Senate body considers bill to exclude parliament from Right to Information law today
ISLAMABAD: The Senate Standing Committee on Information and Broadcasting is scheduled to consider a bill aimed at excluding both the houses of parliament from the ambit of ‘Right of Access to Information Act’ and subsequently to keep its information confidential.
As per agenda of the meeting to be held on Monday, the standing committee will deliberate upon the “The Right of Access to Information (Amendment) Bill 2020”, referred by the House on January 25.
The Bill is jointly moved by Pakistan Tehreek-i-Insaf (PTI) lawmakers Sajjad Hussain Turi, Walid Iqbal, Mohammad Ali Khan Saif, Manzoor Ahmed and Mirza Mohammad Afridi.
As per statement and objectives of the bill, it seeks privacy for any information related to the National Assembly and Senate.
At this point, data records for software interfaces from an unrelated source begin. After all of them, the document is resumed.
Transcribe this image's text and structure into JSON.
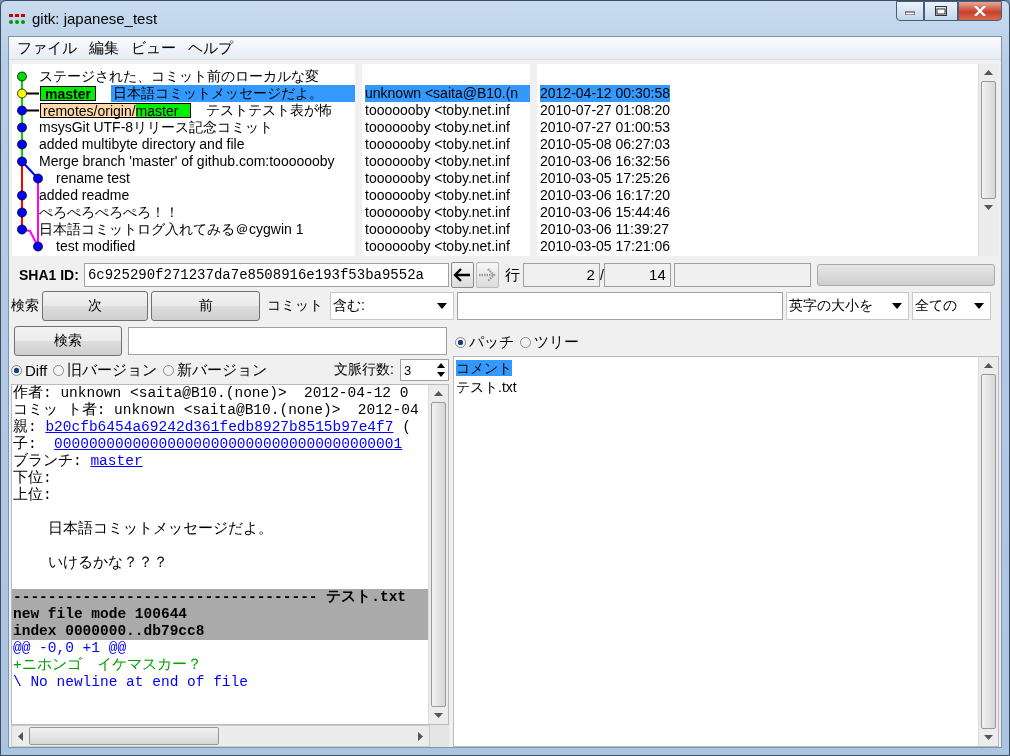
{
  "window": {
    "title": "gitk: japanese_test"
  },
  "menu": [
    "ファイル",
    "編集",
    "ビュー",
    "ヘルプ"
  ],
  "commits": [
    {
      "subject": "ステージされた、コミット前のローカルな変",
      "kind": "mainline",
      "color": "#00dd00",
      "selected": false
    },
    {
      "subject": "日本語コミットメッセージだよ。",
      "author": "unknown <saita@B10.(n",
      "date": "2012-04-12 00:30:58",
      "kind": "mainline",
      "color": "#ffff00",
      "selected": true,
      "refs": [
        {
          "kind": "head",
          "name": "master"
        }
      ]
    },
    {
      "subject": "テストテスト表が怖",
      "author": "tooooooby <toby.net.inf",
      "date": "2010-07-27 01:08:20",
      "kind": "mainline",
      "color": "#0000ff",
      "selected": false,
      "refs": [
        {
          "kind": "remote",
          "prefix": "remotes/origin/",
          "name": "master"
        }
      ]
    },
    {
      "subject": "msysGit UTF-8リリース記念コミット",
      "author": "tooooooby <toby.net.inf",
      "date": "2010-07-27 01:00:53",
      "kind": "mainline",
      "color": "#0000ff",
      "selected": false
    },
    {
      "subject": "added multibyte directory and file",
      "author": "tooooooby <toby.net.inf",
      "date": "2010-05-08 06:27:03",
      "kind": "mainline",
      "color": "#0000ff",
      "selected": false
    },
    {
      "subject": "Merge branch 'master' of github.com:tooooooby",
      "author": "tooooooby <toby.net.inf",
      "date": "2010-03-06 16:32:56",
      "kind": "mainline",
      "color": "#0000ff",
      "selected": false
    },
    {
      "subject": "rename test",
      "author": "tooooooby <toby.net.inf",
      "date": "2010-03-05 17:25:26",
      "kind": "side",
      "color": "#0000ff",
      "selected": false
    },
    {
      "subject": "added readme",
      "author": "tooooooby <toby.net.inf",
      "date": "2010-03-06 16:17:20",
      "kind": "mainline",
      "color": "#0000ff",
      "selected": false
    },
    {
      "subject": "ぺろぺろぺろぺろ！！",
      "author": "tooooooby <toby.net.inf",
      "date": "2010-03-06 15:44:46",
      "kind": "mainline",
      "color": "#0000ff",
      "selected": false
    },
    {
      "subject": "日本語コミットログ入れてみる＠cygwin 1",
      "author": "tooooooby <toby.net.inf",
      "date": "2010-03-06 11:39:27",
      "kind": "mainline",
      "color": "#0000ff",
      "selected": false
    },
    {
      "subject": "test modified",
      "author": "tooooooby <toby.net.inf",
      "date": "2010-03-05 17:21:06",
      "kind": "side",
      "color": "#0000ff",
      "selected": false
    }
  ],
  "sha": {
    "label": "SHA1 ID:",
    "value": "6c925290f271237da7e8508916e193f53ba9552a",
    "row_label": "行",
    "row": "2",
    "separator": "/",
    "total": "14"
  },
  "progress": {
    "level": 0
  },
  "nav_buttons": [
    {
      "kind": "back",
      "disabled": false
    },
    {
      "kind": "forward",
      "disabled": true
    }
  ],
  "find": {
    "label": "検索",
    "next": "次",
    "prev": "前",
    "commit_label": "コミット",
    "mode": "含む:",
    "case": "英字の大小を",
    "scope": "全ての"
  },
  "search": {
    "button": "検索"
  },
  "diff_view": [
    {
      "label": "Diff",
      "selected": true
    },
    {
      "label": "旧バージョン",
      "selected": false
    },
    {
      "label": "新バージョン",
      "selected": false
    }
  ],
  "context": {
    "label": "文脈行数:",
    "value": "3"
  },
  "diff_lines": [
    {
      "kind": "meta",
      "text": "作者: unknown <saita@B10.(none)>  2012-04-12 0"
    },
    {
      "kind": "meta",
      "text": "コミッ ト者: unknown <saita@B10.(none)>  2012-04"
    },
    {
      "kind": "link",
      "label": "親: ",
      "link": "b20cfb6454a69242d361fedb8927b8515b97e4f7",
      "after": " ("
    },
    {
      "kind": "link",
      "label": "子:  ",
      "link": "0000000000000000000000000000000000000001"
    },
    {
      "kind": "link",
      "label": "ブランチ: ",
      "link": "master"
    },
    {
      "kind": "meta",
      "text": "下位:"
    },
    {
      "kind": "meta",
      "text": "上位:"
    },
    {
      "kind": "blank"
    },
    {
      "kind": "meta",
      "text": "    日本語コミットメッセージだよ。"
    },
    {
      "kind": "blank"
    },
    {
      "kind": "meta",
      "text": "    いけるかな？？？"
    },
    {
      "kind": "blank"
    },
    {
      "kind": "file",
      "text": "----------------------------------- テスト.txt"
    },
    {
      "kind": "file",
      "text": "new file mode 100644"
    },
    {
      "kind": "file",
      "text": "index 0000000..db79cc8"
    },
    {
      "kind": "hunk",
      "text": "@@ -0,0 +1 @@"
    },
    {
      "kind": "add",
      "text": "+ニホンゴ　イケマスカー？"
    },
    {
      "kind": "hunk",
      "text": "\\ No newline at end of file"
    }
  ],
  "file_view": [
    {
      "label": "パッチ",
      "selected": true
    },
    {
      "label": "ツリー",
      "selected": false
    }
  ],
  "files": [
    {
      "name": "コメント",
      "selected": true
    },
    {
      "name": "テスト.txt",
      "selected": false
    }
  ]
}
It may be mentioned that the Bill was introduced after the Pakistan Information Commission (PIC) issued a direction to the chairman Senate to make public the record related to the sanctioned strength, vacant positions and inductions.
Moved by PTI lawmakers, bill seeks privacy for any information related to National Assembly and Senate
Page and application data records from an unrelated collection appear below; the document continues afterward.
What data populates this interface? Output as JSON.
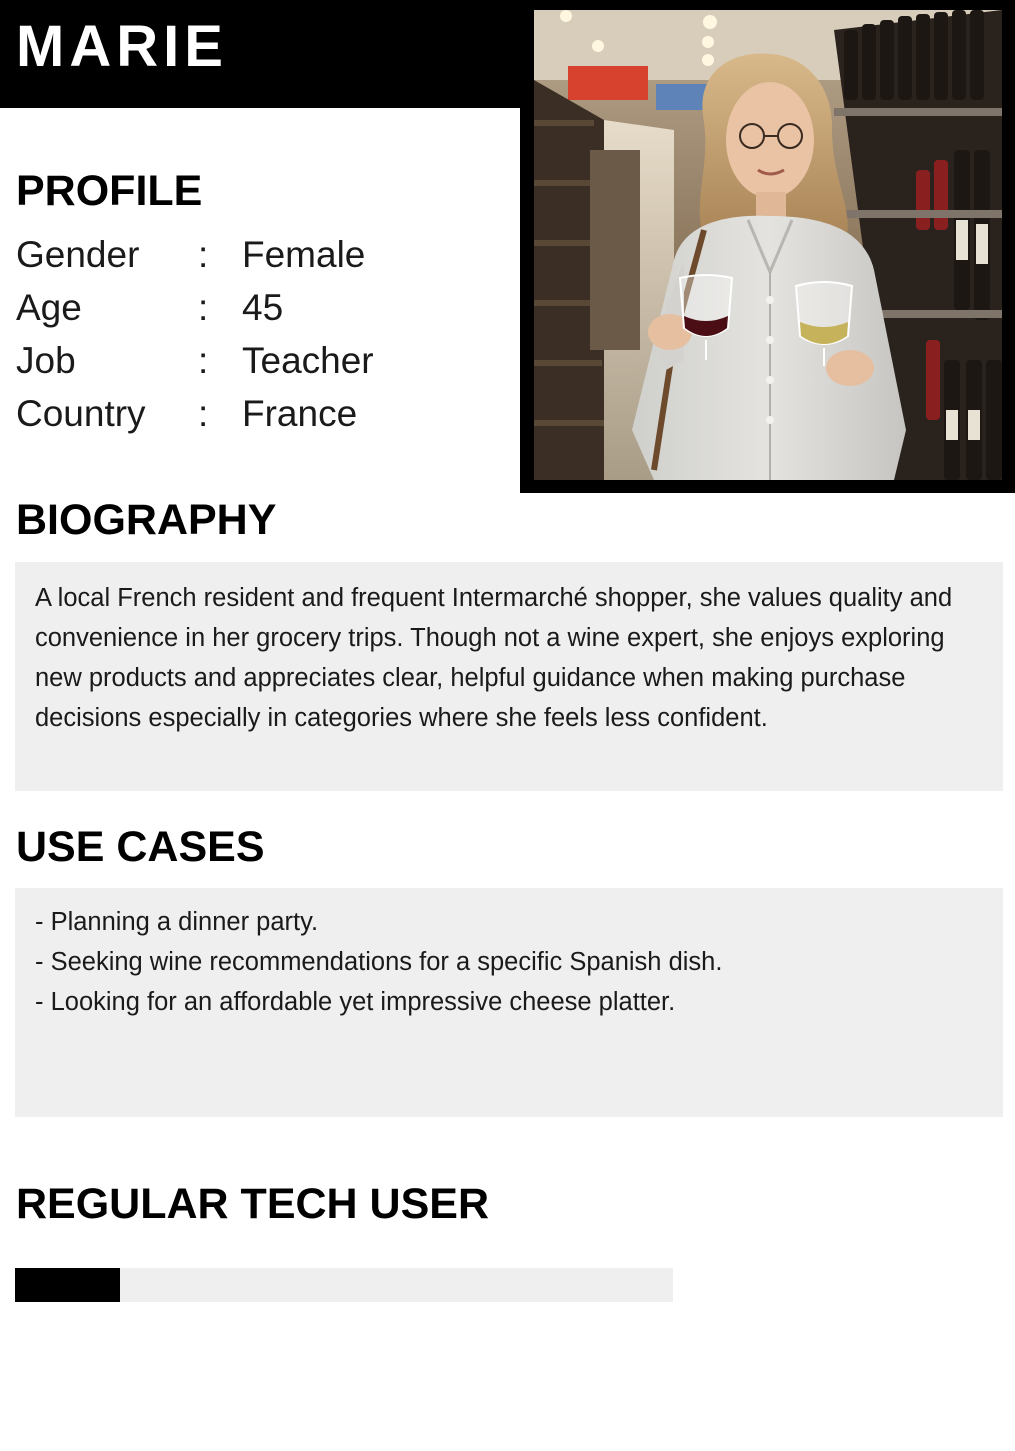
{
  "persona": {
    "name": "MARIE"
  },
  "profile": {
    "title": "PROFILE",
    "separator": ":",
    "rows": [
      {
        "label": "Gender",
        "value": "Female"
      },
      {
        "label": "Age",
        "value": "45"
      },
      {
        "label": "Job",
        "value": "Teacher"
      },
      {
        "label": "Country",
        "value": "France"
      }
    ]
  },
  "biography": {
    "title": "BIOGRAPHY",
    "text": "A local French resident and frequent Intermarché shopper, she values quality and convenience in her grocery trips. Though not a wine expert, she enjoys exploring new products and appreciates clear, helpful guidance when making purchase decisions especially in categories where she feels less confident."
  },
  "use_cases": {
    "title": "USE CASES",
    "items": [
      "- Planning a dinner party.",
      "- Seeking wine recommendations for a specific Spanish dish.",
      "- Looking for an affordable yet impressive cheese platter."
    ]
  },
  "tech": {
    "title": "REGULAR TECH USER",
    "level": 0.16
  },
  "colors": {
    "banner": "#000000",
    "panel": "#efefef",
    "fill": "#000000"
  }
}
PIC in December 2019 allowed the application filed by a citizen, Mukhtar Hussain, seeking information about (i) total sanctioned strength of staff members of Senate against different positions/pay-scales i.e. from pay scale 1 to 22. (ii) total vacancies in the Senate against different pay-scales/positions, (iii) number of staff members who are not regular but have been engaged on daily-wage basis, (iv) posts created anew since January 1, 2017 etc.
The Senate secretariat did not respond to repeated notices of the PIC.
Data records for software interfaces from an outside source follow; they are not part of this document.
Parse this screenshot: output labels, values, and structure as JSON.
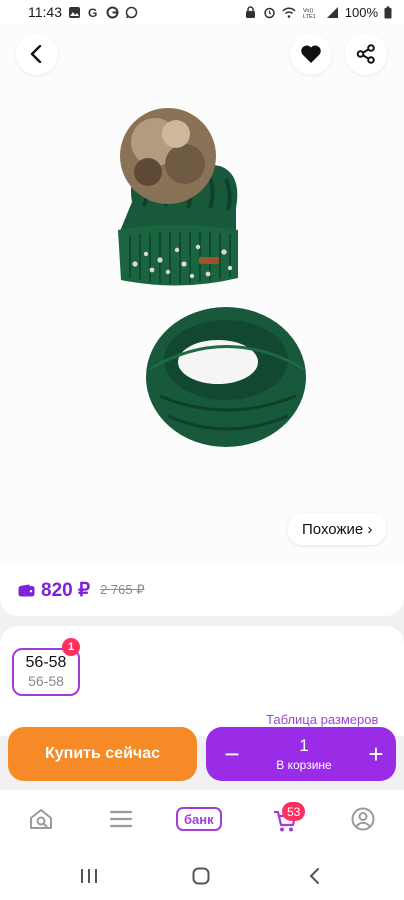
{
  "status_bar": {
    "time": "11:43",
    "notification_icons": [
      "image-icon",
      "g-letter-icon",
      "google-icon",
      "whatsapp-icon"
    ],
    "right_icons": [
      "lock-icon",
      "alarm-icon",
      "wifi-icon",
      "volte-lte-icon",
      "signal-icon"
    ],
    "battery": "100%"
  },
  "product": {
    "image_description_icons": [
      "back-icon",
      "heart-icon",
      "share-icon"
    ],
    "similar_label": "Похожие ›"
  },
  "price": {
    "current": "820 ₽",
    "old": "2 765 ₽",
    "accent": "#7d22d8"
  },
  "sizes": {
    "selected_main": "56-58",
    "selected_sub": "56-58",
    "badge": "1",
    "table_link": "Таблица размеров"
  },
  "actions": {
    "buy_now": "Купить сейчас",
    "quantity": "1",
    "in_cart": "В корзине",
    "minus": "−",
    "plus": "+",
    "buy_color": "#f58a27",
    "cart_color": "#9a2be6"
  },
  "bottom_nav": {
    "bank_label": "банк",
    "cart_badge": "53",
    "items": [
      "home-search-icon",
      "catalog-icon",
      "bank-button",
      "cart-icon",
      "profile-icon"
    ]
  },
  "system_nav": {
    "items": [
      "recent-apps-icon",
      "home-icon",
      "back-icon"
    ]
  }
}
Hence, the commission announced the application in ex-parte proceeding.
The commission ruled that “the requested information shows that it belongs to the category of information which public bodies are legally bound to proactively disclose under Section 5 (a) of the Right of Access to Information Act 2017.
The information which should have been proactively disclosed by the public body is being protected from sharing with a citizen and no response has been received from the public body even after two reminders and no one appeared in response to the two hearing notices issued by the commission.”
PIC allowed the application with a direction to the Senate secretariat to “provide the requested information to the appellant at the earliest, but in any case not later than 10 working days.”
The Senate secretariat did not comply with the direction and asked PIC to recall the order, saying that the chairman Senate had declared the information as classified.
PIC suggested to the Senate secretariat to file an appeal against the order before the appropriate forum if it deemed it an inappropriate order, sources privy to the development told Dawn.
While both the entities were corresponding to each other, the lawmakers of the upper house moved the bill to amend the Act.
The bill states that “secretariat of the Senate and National Assembly are constitutional bodies. Work of parliament is not only extremely significant but also highly sensitive. In view of constitutional sanctity provided to the secretariats of the parliament, Senate and National Assembly do not fall under definition of public bodies, similar to the Supreme Court of Pakistan which is not included in the definition of public bodies in the said Act.”
The bill proposed that the names of both the houses of parliament be omitted from the relevant subsection of the Act in order to maintain sanctity and privacy of these institutions.